=== Begin Enclosure ===

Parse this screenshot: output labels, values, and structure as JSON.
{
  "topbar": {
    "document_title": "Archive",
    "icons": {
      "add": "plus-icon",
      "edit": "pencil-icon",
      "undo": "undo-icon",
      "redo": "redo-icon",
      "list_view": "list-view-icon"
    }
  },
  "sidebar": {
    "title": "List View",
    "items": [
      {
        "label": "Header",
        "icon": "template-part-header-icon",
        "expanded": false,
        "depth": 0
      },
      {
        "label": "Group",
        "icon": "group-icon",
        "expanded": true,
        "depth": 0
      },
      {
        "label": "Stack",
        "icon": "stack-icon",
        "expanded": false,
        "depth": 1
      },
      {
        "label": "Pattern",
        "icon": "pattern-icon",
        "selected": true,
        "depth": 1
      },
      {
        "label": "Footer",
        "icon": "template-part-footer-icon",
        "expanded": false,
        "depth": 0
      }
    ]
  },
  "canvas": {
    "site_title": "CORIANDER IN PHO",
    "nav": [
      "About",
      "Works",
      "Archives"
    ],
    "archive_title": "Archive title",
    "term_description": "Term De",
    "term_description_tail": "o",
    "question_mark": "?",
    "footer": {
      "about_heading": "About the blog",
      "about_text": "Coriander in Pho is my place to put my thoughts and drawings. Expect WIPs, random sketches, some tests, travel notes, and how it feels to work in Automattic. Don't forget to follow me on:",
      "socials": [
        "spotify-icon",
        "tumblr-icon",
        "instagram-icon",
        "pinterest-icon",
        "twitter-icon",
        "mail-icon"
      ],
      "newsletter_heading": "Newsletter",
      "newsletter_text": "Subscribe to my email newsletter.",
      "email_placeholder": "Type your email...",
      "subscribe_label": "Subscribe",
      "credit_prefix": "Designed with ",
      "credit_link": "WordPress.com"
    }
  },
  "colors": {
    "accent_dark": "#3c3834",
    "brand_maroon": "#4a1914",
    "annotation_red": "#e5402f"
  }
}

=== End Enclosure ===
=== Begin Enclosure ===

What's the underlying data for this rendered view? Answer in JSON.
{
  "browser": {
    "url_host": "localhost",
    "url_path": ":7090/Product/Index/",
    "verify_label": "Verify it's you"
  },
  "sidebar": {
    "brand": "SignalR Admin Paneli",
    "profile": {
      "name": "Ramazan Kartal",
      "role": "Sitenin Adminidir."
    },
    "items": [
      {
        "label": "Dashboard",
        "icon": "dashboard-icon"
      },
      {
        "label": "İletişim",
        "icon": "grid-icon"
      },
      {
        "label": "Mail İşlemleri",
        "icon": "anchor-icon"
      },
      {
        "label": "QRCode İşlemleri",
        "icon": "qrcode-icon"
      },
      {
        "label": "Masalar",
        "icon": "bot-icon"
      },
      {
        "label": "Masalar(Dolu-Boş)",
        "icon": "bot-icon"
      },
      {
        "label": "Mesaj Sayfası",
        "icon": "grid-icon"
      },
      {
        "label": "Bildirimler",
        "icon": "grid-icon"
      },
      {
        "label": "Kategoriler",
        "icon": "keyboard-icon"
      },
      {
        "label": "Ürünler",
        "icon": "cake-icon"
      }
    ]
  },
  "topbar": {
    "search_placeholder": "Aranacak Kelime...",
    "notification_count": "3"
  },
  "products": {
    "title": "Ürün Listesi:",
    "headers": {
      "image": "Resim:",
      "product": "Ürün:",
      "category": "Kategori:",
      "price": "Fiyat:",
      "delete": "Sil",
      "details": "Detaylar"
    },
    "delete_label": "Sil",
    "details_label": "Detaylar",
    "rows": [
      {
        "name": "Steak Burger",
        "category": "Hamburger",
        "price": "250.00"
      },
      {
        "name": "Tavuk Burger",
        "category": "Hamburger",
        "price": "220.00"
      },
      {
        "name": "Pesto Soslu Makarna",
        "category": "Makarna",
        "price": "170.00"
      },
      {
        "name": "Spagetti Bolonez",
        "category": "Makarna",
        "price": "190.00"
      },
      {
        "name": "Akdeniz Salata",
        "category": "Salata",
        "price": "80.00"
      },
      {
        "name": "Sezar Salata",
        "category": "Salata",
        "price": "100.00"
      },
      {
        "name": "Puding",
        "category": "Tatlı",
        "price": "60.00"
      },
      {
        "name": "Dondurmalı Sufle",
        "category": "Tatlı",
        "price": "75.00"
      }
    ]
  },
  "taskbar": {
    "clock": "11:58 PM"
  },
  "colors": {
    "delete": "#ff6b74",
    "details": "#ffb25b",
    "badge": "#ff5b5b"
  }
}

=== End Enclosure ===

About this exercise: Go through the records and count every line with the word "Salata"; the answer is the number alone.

Final answer: 4